[EXERCISE REQUIREMENTS] Determine how many lines in the records hold the word "content". Return the number alone.

========================================

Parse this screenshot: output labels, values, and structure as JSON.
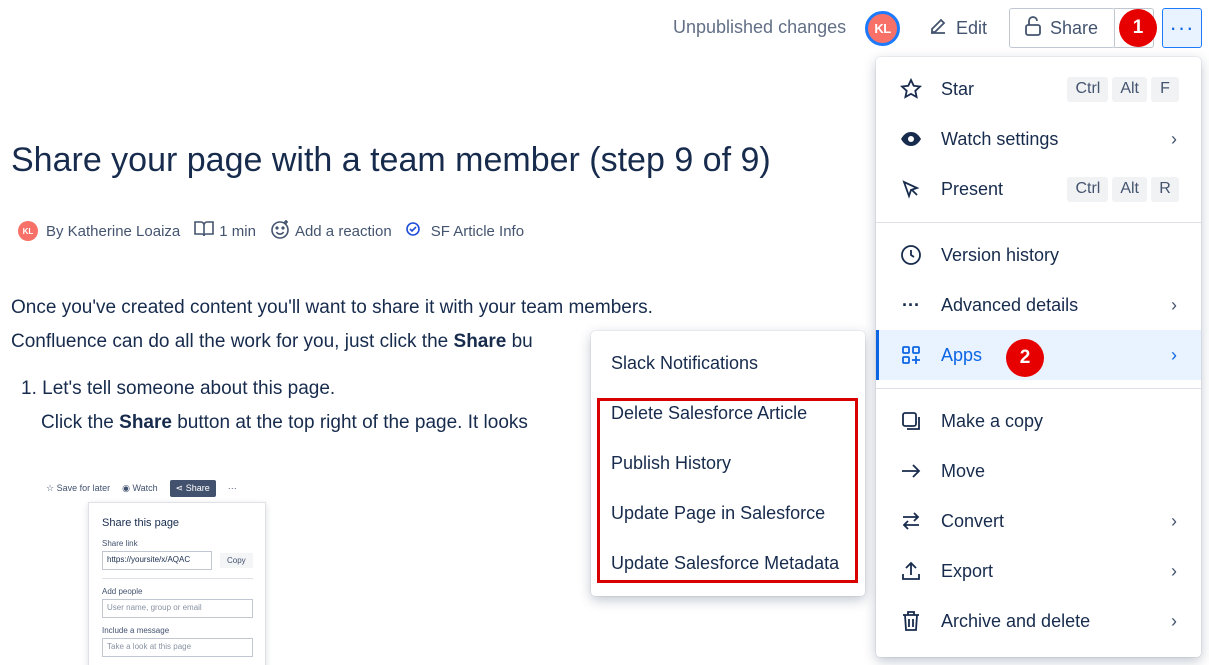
{
  "header": {
    "unpublished": "Unpublished changes",
    "avatar_initials": "KL",
    "edit_label": "Edit",
    "share_label": "Share",
    "more_label": "···",
    "badge_1": "1",
    "badge_2": "2",
    "accent_color": "#0c66e4",
    "badge_color": "#e60000"
  },
  "page": {
    "title": "Share your page with a team member (step 9 of 9)",
    "byline": {
      "avatar_initials": "KL",
      "author": "By Katherine Loaiza",
      "read_time": "1 min",
      "reaction": "Add a reaction",
      "sf_info": "SF Article Info"
    },
    "para1": "Once you've created content you'll want to share it with your team members.",
    "para2_pre": "Confluence can do all the work for you, just click the ",
    "para2_bold": "Share",
    "para2_post": " bu",
    "list1": "1. Let's tell someone about this page.",
    "list2_pre": "Click the ",
    "list2_bold": "Share",
    "list2_post": " button at the top right of the page. It looks"
  },
  "thumb": {
    "save_for_later": "Save for later",
    "watch": "Watch",
    "share": "Share",
    "more": "···",
    "card_title": "Share this page",
    "share_link_label": "Share link",
    "share_link_value": "https://yoursite/x/AQAC",
    "copy": "Copy",
    "add_people_label": "Add people",
    "add_people_placeholder": "User name, group or email",
    "message_label": "Include a message",
    "message_placeholder": "Take a look at this page"
  },
  "menu": {
    "star": "Star",
    "star_keys": [
      "Ctrl",
      "Alt",
      "F"
    ],
    "watch_settings": "Watch settings",
    "present": "Present",
    "present_keys": [
      "Ctrl",
      "Alt",
      "R"
    ],
    "version_history": "Version history",
    "advanced_details": "Advanced details",
    "apps": "Apps",
    "make_copy": "Make a copy",
    "move": "Move",
    "convert": "Convert",
    "export": "Export",
    "archive_delete": "Archive and delete"
  },
  "submenu": {
    "items": [
      "Slack Notifications",
      "Delete Salesforce Article",
      "Publish History",
      "Update Page in Salesforce",
      "Update Salesforce Metadata"
    ]
  }
}
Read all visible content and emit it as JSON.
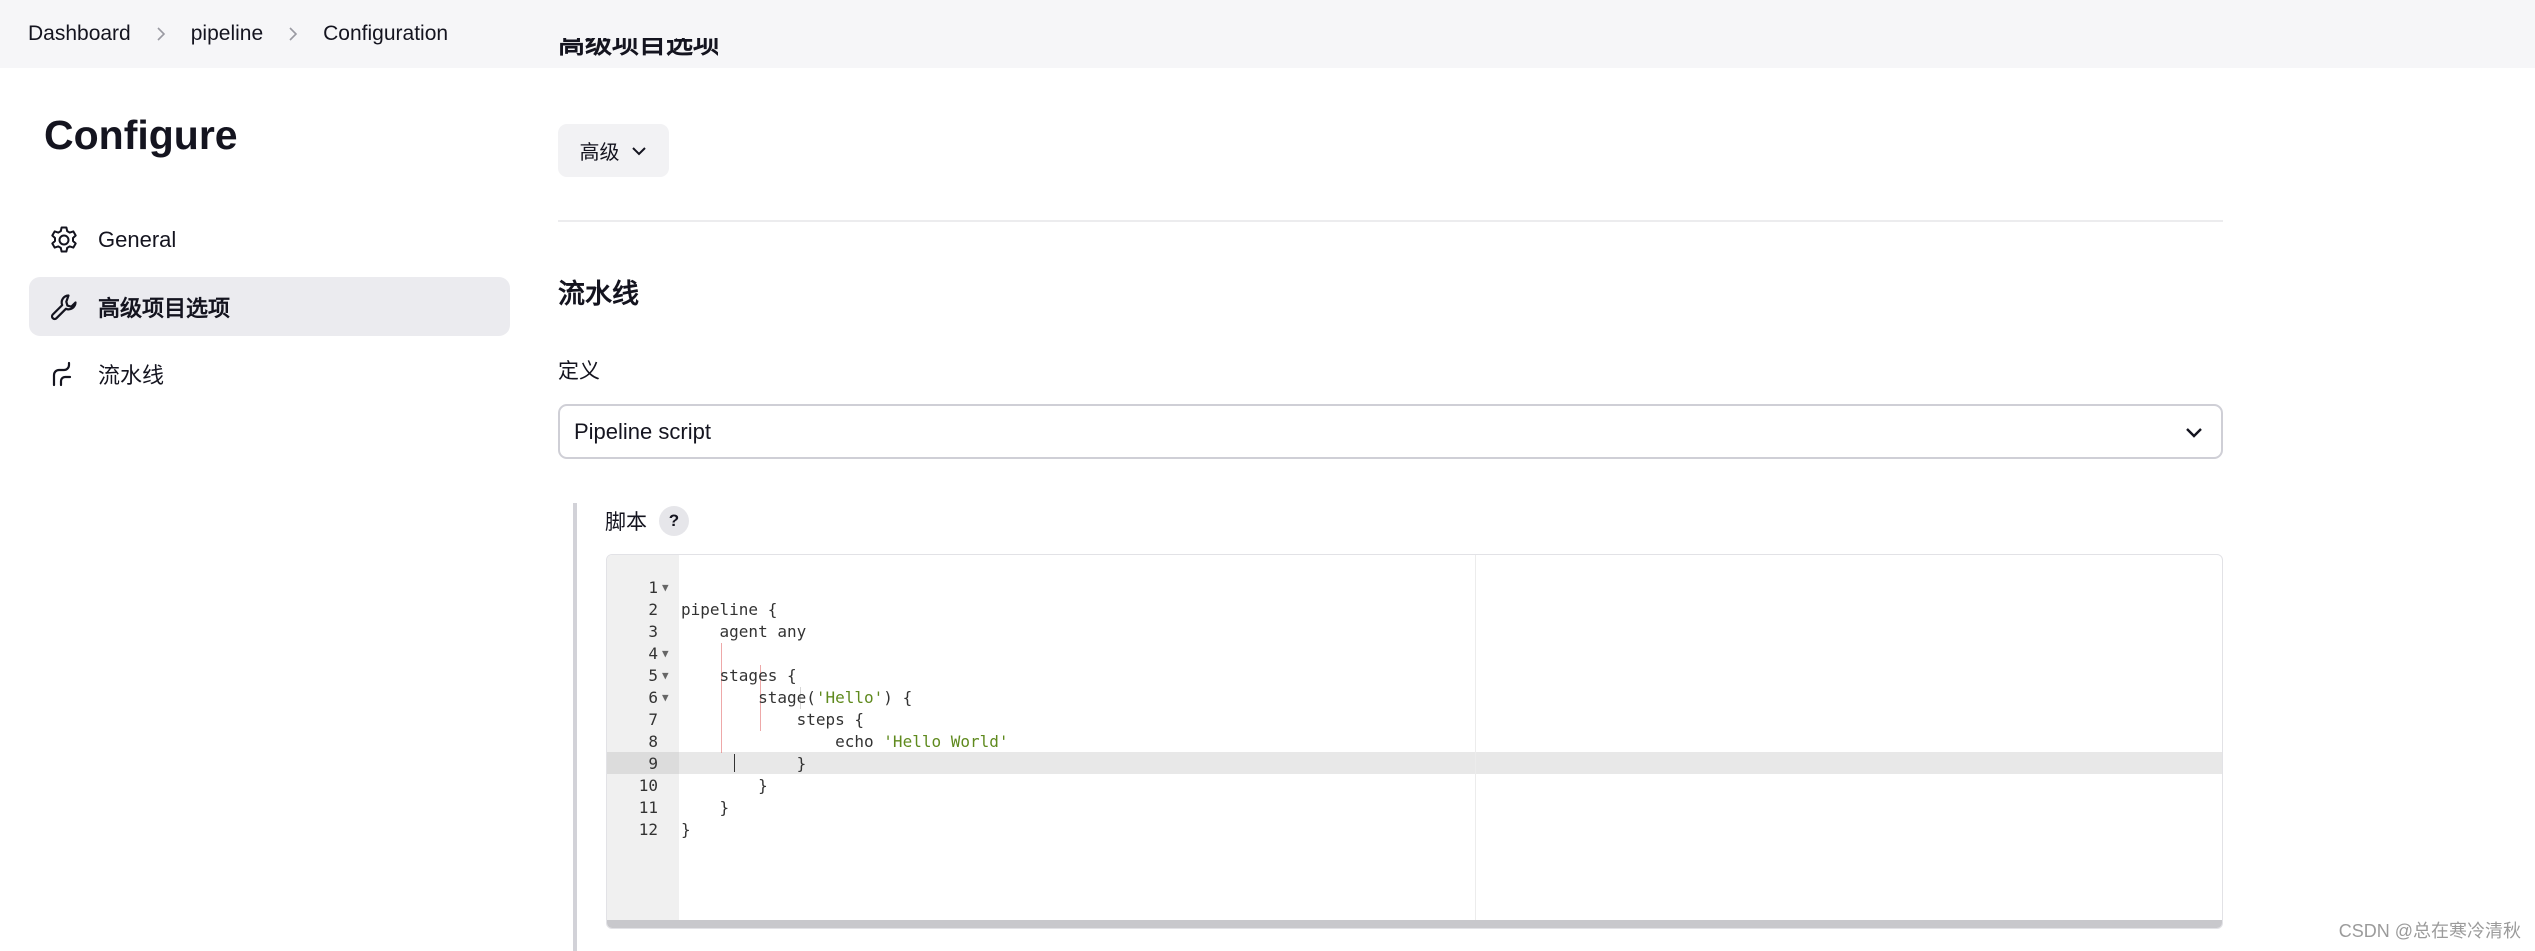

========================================

[RESULT] 2